:: DATA SUPPLIED ::

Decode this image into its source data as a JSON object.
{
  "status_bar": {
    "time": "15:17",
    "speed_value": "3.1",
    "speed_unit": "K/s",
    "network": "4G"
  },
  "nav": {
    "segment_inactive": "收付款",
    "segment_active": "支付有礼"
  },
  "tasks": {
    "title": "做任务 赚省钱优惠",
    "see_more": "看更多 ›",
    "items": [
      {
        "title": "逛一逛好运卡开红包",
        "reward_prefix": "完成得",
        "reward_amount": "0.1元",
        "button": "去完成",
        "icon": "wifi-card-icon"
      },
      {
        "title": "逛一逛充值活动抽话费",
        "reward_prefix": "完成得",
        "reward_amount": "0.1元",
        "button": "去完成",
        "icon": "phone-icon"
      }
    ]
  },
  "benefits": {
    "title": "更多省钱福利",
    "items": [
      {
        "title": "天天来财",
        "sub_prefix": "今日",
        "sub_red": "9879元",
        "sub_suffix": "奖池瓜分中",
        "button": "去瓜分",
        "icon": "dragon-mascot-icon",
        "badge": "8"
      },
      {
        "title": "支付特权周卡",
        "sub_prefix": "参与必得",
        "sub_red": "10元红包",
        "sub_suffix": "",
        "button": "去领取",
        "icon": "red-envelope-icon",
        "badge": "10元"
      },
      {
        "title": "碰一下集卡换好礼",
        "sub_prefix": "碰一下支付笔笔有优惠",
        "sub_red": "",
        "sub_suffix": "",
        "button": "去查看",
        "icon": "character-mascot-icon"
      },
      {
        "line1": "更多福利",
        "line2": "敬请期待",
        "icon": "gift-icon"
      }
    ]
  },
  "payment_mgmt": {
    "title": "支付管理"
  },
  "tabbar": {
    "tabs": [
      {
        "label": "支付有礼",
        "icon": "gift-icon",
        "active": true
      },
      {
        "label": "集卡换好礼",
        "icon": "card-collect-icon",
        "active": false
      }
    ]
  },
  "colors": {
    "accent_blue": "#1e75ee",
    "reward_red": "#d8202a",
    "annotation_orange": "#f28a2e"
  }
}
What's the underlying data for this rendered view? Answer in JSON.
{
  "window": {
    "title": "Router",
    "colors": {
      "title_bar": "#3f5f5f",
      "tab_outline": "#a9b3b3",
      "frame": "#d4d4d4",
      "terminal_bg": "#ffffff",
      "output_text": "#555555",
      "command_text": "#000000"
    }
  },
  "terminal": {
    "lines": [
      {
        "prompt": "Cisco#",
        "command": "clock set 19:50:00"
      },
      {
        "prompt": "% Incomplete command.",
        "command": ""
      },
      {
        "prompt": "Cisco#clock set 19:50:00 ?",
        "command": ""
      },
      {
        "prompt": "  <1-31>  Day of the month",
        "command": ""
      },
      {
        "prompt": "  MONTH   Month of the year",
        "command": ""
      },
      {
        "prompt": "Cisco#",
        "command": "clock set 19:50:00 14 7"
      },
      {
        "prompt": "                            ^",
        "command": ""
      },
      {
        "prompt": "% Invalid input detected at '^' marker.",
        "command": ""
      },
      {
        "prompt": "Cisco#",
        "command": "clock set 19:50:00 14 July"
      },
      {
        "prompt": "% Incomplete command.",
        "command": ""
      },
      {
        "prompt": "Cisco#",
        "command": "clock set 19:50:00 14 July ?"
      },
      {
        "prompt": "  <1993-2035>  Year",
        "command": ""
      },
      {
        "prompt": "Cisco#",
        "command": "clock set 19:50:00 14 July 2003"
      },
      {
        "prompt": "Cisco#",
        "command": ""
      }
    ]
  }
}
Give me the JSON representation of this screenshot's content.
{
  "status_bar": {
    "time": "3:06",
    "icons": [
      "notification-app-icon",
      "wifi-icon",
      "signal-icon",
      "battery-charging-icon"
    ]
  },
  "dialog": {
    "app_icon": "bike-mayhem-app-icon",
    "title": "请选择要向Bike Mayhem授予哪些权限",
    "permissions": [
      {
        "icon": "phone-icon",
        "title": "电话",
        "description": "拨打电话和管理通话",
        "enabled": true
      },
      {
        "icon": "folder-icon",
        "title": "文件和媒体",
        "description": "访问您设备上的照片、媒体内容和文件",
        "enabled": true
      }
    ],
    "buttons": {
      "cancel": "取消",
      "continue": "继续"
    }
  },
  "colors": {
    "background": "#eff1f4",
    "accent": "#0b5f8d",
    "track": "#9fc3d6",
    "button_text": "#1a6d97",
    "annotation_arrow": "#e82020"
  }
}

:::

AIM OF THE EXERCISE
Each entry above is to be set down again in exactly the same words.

EXERCISE ANSWER
Decode this image into its source data as a JSON object.
{
  "status_bar": {
    "time": "15:17",
    "speed_value": "3.1",
    "speed_unit": "K/s",
    "network": "4G"
  },
  "nav": {
    "segment_inactive": "收付款",
    "segment_active": "支付有礼"
  },
  "tasks": {
    "title": "做任务 赚省钱优惠",
    "see_more": "看更多 ›",
    "items": [
      {
        "title": "逛一逛好运卡开红包",
        "reward_prefix": "完成得",
        "reward_amount": "0.1元",
        "button": "去完成",
        "icon": "wifi-card-icon"
      },
      {
        "title": "逛一逛充值活动抽话费",
        "reward_prefix": "完成得",
        "reward_amount": "0.1元",
        "button": "去完成",
        "icon": "phone-icon"
      }
    ]
  },
  "benefits": {
    "title": "更多省钱福利",
    "items": [
      {
        "title": "天天来财",
        "sub_prefix": "今日",
        "sub_red": "9879元",
        "sub_suffix": "奖池瓜分中",
        "button": "去瓜分",
        "icon": "dragon-mascot-icon",
        "badge": "8"
      },
      {
        "title": "支付特权周卡",
        "sub_prefix": "参与必得",
        "sub_red": "10元红包",
        "sub_suffix": "",
        "button": "去领取",
        "icon": "red-envelope-icon",
        "badge": "10元"
      },
      {
        "title": "碰一下集卡换好礼",
        "sub_prefix": "碰一下支付笔笔有优惠",
        "sub_red": "",
        "sub_suffix": "",
        "button": "去查看",
        "icon": "character-mascot-icon"
      },
      {
        "line1": "更多福利",
        "line2": "敬请期待",
        "icon": "gift-icon"
      }
    ]
  },
  "payment_mgmt": {
    "title": "支付管理"
  },
  "tabbar": {
    "tabs": [
      {
        "label": "支付有礼",
        "icon": "gift-icon",
        "active": true
      },
      {
        "label": "集卡换好礼",
        "icon": "card-collect-icon",
        "active": false
      }
    ]
  },
  "colors": {
    "accent_blue": "#1e75ee",
    "reward_red": "#d8202a",
    "annotation_orange": "#f28a2e"
  }
}
What's the underlying data for this rendered view? Answer in JSON.
{
  "window": {
    "title": "Router",
    "colors": {
      "title_bar": "#3f5f5f",
      "tab_outline": "#a9b3b3",
      "frame": "#d4d4d4",
      "terminal_bg": "#ffffff",
      "output_text": "#555555",
      "command_text": "#000000"
    }
  },
  "terminal": {
    "lines": [
      {
        "prompt": "Cisco#",
        "command": "clock set 19:50:00"
      },
      {
        "prompt": "% Incomplete command.",
        "command": ""
      },
      {
        "prompt": "Cisco#clock set 19:50:00 ?",
        "command": ""
      },
      {
        "prompt": "  <1-31>  Day of the month",
        "command": ""
      },
      {
        "prompt": "  MONTH   Month of the year",
        "command": ""
      },
      {
        "prompt": "Cisco#",
        "command": "clock set 19:50:00 14 7"
      },
      {
        "prompt": "                            ^",
        "command": ""
      },
      {
        "prompt": "% Invalid input detected at '^' marker.",
        "command": ""
      },
      {
        "prompt": "Cisco#",
        "command": "clock set 19:50:00 14 July"
      },
      {
        "prompt": "% Incomplete command.",
        "command": ""
      },
      {
        "prompt": "Cisco#",
        "command": "clock set 19:50:00 14 July ?"
      },
      {
        "prompt": "  <1993-2035>  Year",
        "command": ""
      },
      {
        "prompt": "Cisco#",
        "command": "clock set 19:50:00 14 July 2003"
      },
      {
        "prompt": "Cisco#",
        "command": ""
      }
    ]
  }
}
Give me the JSON representation of this screenshot's content.
{
  "status_bar": {
    "time": "3:06",
    "icons": [
      "notification-app-icon",
      "wifi-icon",
      "signal-icon",
      "battery-charging-icon"
    ]
  },
  "dialog": {
    "app_icon": "bike-mayhem-app-icon",
    "title": "请选择要向Bike Mayhem授予哪些权限",
    "permissions": [
      {
        "icon": "phone-icon",
        "title": "电话",
        "description": "拨打电话和管理通话",
        "enabled": true
      },
      {
        "icon": "folder-icon",
        "title": "文件和媒体",
        "description": "访问您设备上的照片、媒体内容和文件",
        "enabled": true
      }
    ],
    "buttons": {
      "cancel": "取消",
      "continue": "继续"
    }
  },
  "colors": {
    "background": "#eff1f4",
    "accent": "#0b5f8d",
    "track": "#9fc3d6",
    "button_text": "#1a6d97",
    "annotation_arrow": "#e82020"
  }
}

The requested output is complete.